When you are hungry and have no energy to make a big meal, reach for a wrap. When you need something to eat on the go, reach for a wrap. When you have no time and yet you need something delicious, reach for a wrap. They are nutritious, can be customised and are so full of flavour.
Wraps are so delicious and popular that almost every country has their own version of one. Despite the different names and special recipes, there are two things that all wraps have in common; a cover aka the wrap and the mix of meats or vegetables on the inside.
Here is a short course to help you order a wrap wherever you are in the world.
Shawarma from the Middle East
Yes Shawarma originates in the Middle East but they can now be found everywhere in the world. That means on street carts and gourmet restaurants alike.
The meat used in the Shawarma can be anything from lamb to beef, chicken or turkey. Mix that with vegetables, a bit of cheese if you like, the right sauces, and you have a dish you can eat for pretty much any meal.

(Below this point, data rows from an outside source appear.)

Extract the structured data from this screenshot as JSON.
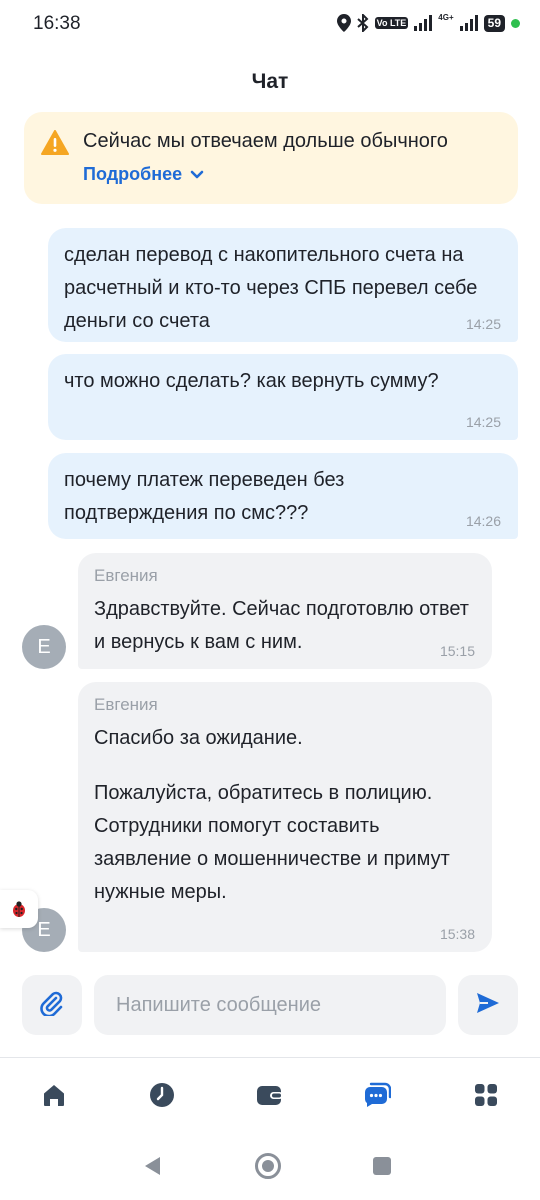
{
  "status_bar": {
    "time": "16:38",
    "volte": "Vo LTE",
    "network": "4G+",
    "battery": "59"
  },
  "header": {
    "title": "Чат"
  },
  "notice": {
    "text": "Сейчас мы отвечаем дольше обычного",
    "more_label": "Подробнее",
    "icon": "warning-icon",
    "accent_color": "#f5a623"
  },
  "messages": [
    {
      "direction": "out",
      "text": "сделан перевод с накопительного счета на расчетный и кто-то через СПБ перевел себе деньги со счета",
      "time": "14:25"
    },
    {
      "direction": "out",
      "text": "что можно сделать? как вернуть сумму?",
      "time": "14:25"
    },
    {
      "direction": "out",
      "text": "почему платеж переведен без подтверждения по смс???",
      "time": "14:26"
    },
    {
      "direction": "in",
      "sender": "Евгения",
      "avatar": "Е",
      "text": "Здравствуйте. Сейчас подготовлю ответ и вернусь к вам с ним.",
      "time": "15:15"
    },
    {
      "direction": "in",
      "sender": "Евгения",
      "avatar": "Е",
      "text": "Спасибо за ожидание.",
      "text2": "Пожалуйста, обратитесь в полицию. Сотрудники помогут составить заявление о мошенничестве и примут нужные меры.",
      "time": "15:38"
    }
  ],
  "composer": {
    "placeholder": "Напишите сообщение",
    "value": "",
    "attach_icon": "paperclip-icon",
    "send_icon": "send-icon"
  },
  "tabbar": {
    "items": [
      "home-icon",
      "history-icon",
      "wallet-icon",
      "chat-icon",
      "services-icon"
    ],
    "active": "chat-icon",
    "active_color": "#1f6bd6",
    "inactive_color": "#3a4a5c"
  },
  "debug_icon": "ladybug-icon"
}
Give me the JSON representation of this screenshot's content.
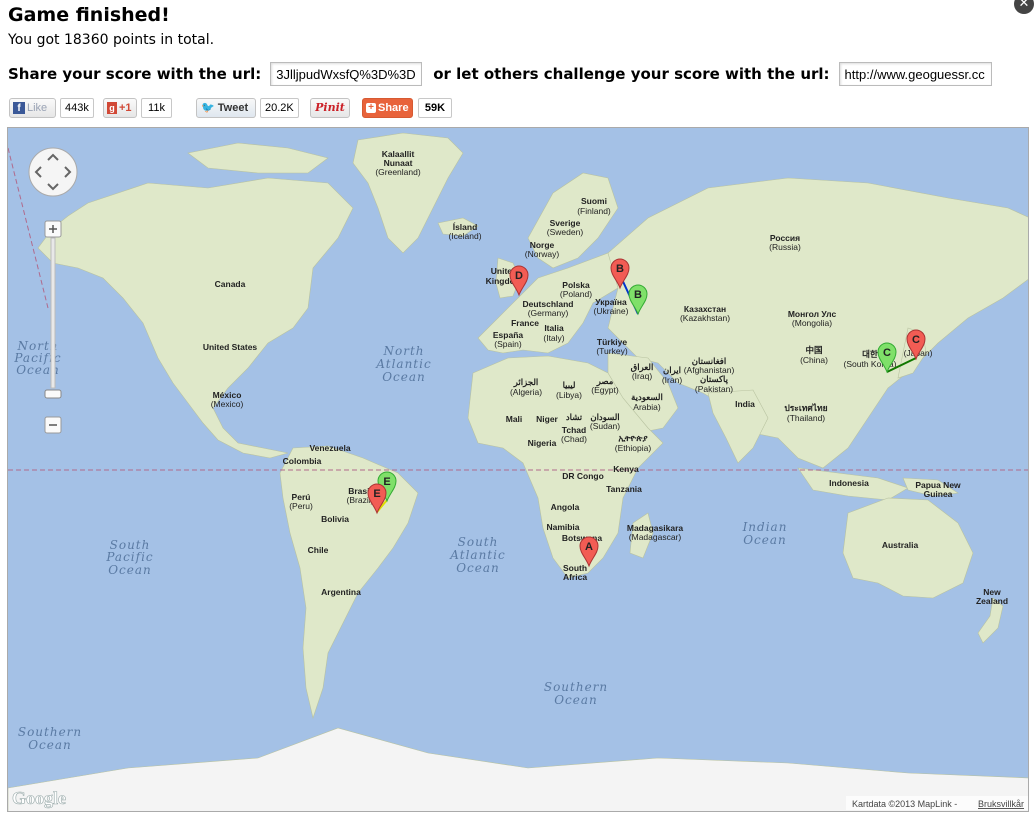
{
  "header": {
    "title": "Game finished!",
    "score_text": "You got 18360 points in total.",
    "share_label": "Share your score with the url:",
    "share_url": "3JlljpudWxsfQ%3D%3D",
    "challenge_label": "or let others challenge your score with the url:",
    "challenge_url": "http://www.geoguessr.cc"
  },
  "social": {
    "like_label": "Like",
    "like_count": "443k",
    "plusone_label": "+1",
    "plusone_count": "11k",
    "tweet_label": "Tweet",
    "tweet_count": "20.2K",
    "pinit_label": "Pinit",
    "share_label": "Share",
    "share_count": "59K"
  },
  "map": {
    "labels": {
      "greenland": "Kalaallit",
      "greenland2": "Nunaat",
      "greenland3": "(Greenland)",
      "finland": "Suomi",
      "finland2": "(Finland)",
      "iceland": "Ísland",
      "iceland2": "(Iceland)",
      "sweden": "Sverige",
      "sweden2": "(Sweden)",
      "norway": "Norge",
      "norway2": "(Norway)",
      "uk": "United",
      "uk2": "Kingdom",
      "russia": "Россия",
      "russia2": "(Russia)",
      "poland": "Polska",
      "poland2": "(Poland)",
      "germany": "Deutschland",
      "germany2": "(Germany)",
      "ukraine": "Україна",
      "ukraine2": "(Ukraine)",
      "kazakhstan": "Казахстан",
      "kazakhstan2": "(Kazakhstan)",
      "mongolia": "Монгол Улс",
      "mongolia2": "(Mongolia)",
      "france": "France",
      "spain": "España",
      "spain2": "(Spain)",
      "italy": "Italia",
      "italy2": "(Italy)",
      "turkey": "Türkiye",
      "turkey2": "(Turkey)",
      "canada": "Canada",
      "usa": "United States",
      "mexico": "México",
      "mexico2": "(Mexico)",
      "china": "中国",
      "china2": "(China)",
      "japan": "(Japan)",
      "skorea": "대한",
      "skorea2": "(South Korea)",
      "afghanistan": "افغانستان",
      "afghanistan2": "(Afghanistan)",
      "iraq": "العراق",
      "iraq2": "(Iraq)",
      "iran": "ایران",
      "iran2": "(Iran)",
      "pakistan": "پاکستان",
      "pakistan2": "(Pakistan)",
      "saudi": "السعودية",
      "saudi2": "Arabia)",
      "india": "India",
      "thailand": "ประเทศไทย",
      "thailand2": "(Thailand)",
      "algeria": "الجزائر",
      "algeria2": "(Algeria)",
      "libya": "ليبيا",
      "libya2": "(Libya)",
      "egypt": "مصر",
      "egypt2": "(Egypt)",
      "mali": "Mali",
      "niger": "Niger",
      "chad": "تشاد",
      "chad2": "Tchad",
      "chad3": "(Chad)",
      "sudan": "السودان",
      "sudan2": "(Sudan)",
      "nigeria": "Nigeria",
      "ethiopia": "ኢትዮጵያ",
      "ethiopia2": "(Ethiopia)",
      "drc": "DR Congo",
      "kenya": "Kenya",
      "tanzania": "Tanzania",
      "angola": "Angola",
      "namibia": "Namibia",
      "botswana": "Botswana",
      "madagascar": "Madagasikara",
      "madagascar2": "(Madagascar)",
      "southafrica": "South",
      "southafrica2": "Africa",
      "indonesia": "Indonesia",
      "png": "Papua New",
      "png2": "Guinea",
      "australia": "Australia",
      "nz": "New",
      "nz2": "Zealand",
      "venezuela": "Venezuela",
      "colombia": "Colombia",
      "peru": "Perú",
      "peru2": "(Peru)",
      "bolivia": "Bolivia",
      "brazil": "Brasil",
      "brazil2": "(Brazil)",
      "chile": "Chile",
      "argentina": "Argentina"
    },
    "oceans": {
      "north_pacific": "North",
      "north_pacific2": "Pacific",
      "north_pacific3": "Ocean",
      "north_atlantic": "North",
      "north_atlantic2": "Atlantic",
      "north_atlantic3": "Ocean",
      "south_pacific": "South",
      "south_pacific2": "Pacific",
      "south_pacific3": "Ocean",
      "south_atlantic": "South",
      "south_atlantic2": "Atlantic",
      "south_atlantic3": "Ocean",
      "indian": "Indian",
      "indian2": "Ocean",
      "southern": "Southern",
      "southern2": "Ocean",
      "southern_w": "Southern",
      "southern_w2": "Ocean"
    },
    "markers": {
      "a": "A",
      "b": "B",
      "c": "C",
      "d": "D",
      "e": "E"
    },
    "guess_color": "#f25c54",
    "actual_color": "#7fe069",
    "logo": "Google",
    "attribution": "Kartdata ©2013 MapLink - ",
    "terms": "Bruksvillkår"
  }
}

Burrito from Mexico
The beauty of food is that recipes spread. While it originates in Mexico, you can find a burrito in most countries and with tweaks in the recipe to suit the region. To make one, a tortilla wrap can be filled with a number of ingredients. Burritos can have rice, beans, beef, pork and vegetables. The tortilla needs to be firm and wrapped well enough that the fillings do not tear through.
Rolex from Uganda
This Ugandan food common on most street corners consist of a chapatti, eggs and some vegetables. To make one, an omelette is placed on top of the chapatti and onions tomatoes and green pepper are placed on top of that. The ensemble is rolled (hence its name) and it is ready to go. It ordinarily has 2 eggs and one chapatti but the ready in 5 minute dish can have more eggs and 2 chapattis for the extra hungry.
Moo shu pork
Sliced pork, cucumber, mushrooms and fried egg are the main ingredients for Moo shu pork. Add to that garlic, ginger, soy sauce and rice cooking wine and you have the ingredients for traditional Chinese Moo shu pork.
It can be eaten as is but if you add mandarin pancakes or moo shu wrappers, you will have a wrap. As the recipe has evolved and changed, it is not uncommon to find moo shu served with regular tortilla wraps.
Gyros from Greece
Much like the Shawarma, meat for the Gyro can be stacked on a vertical rotisserie. It is often spiced and left to marinate before being brought to roast. To complete the wrap, pita bread is cut down the middle and then sideways to create a pita pocket. Slices of the ready meat along with lettuce, onion and tomato are then stuffed into it. A sauce or dressing like tzatziki completes the gyro.
Do you know of a wrap from your home country that we missed? Let us know.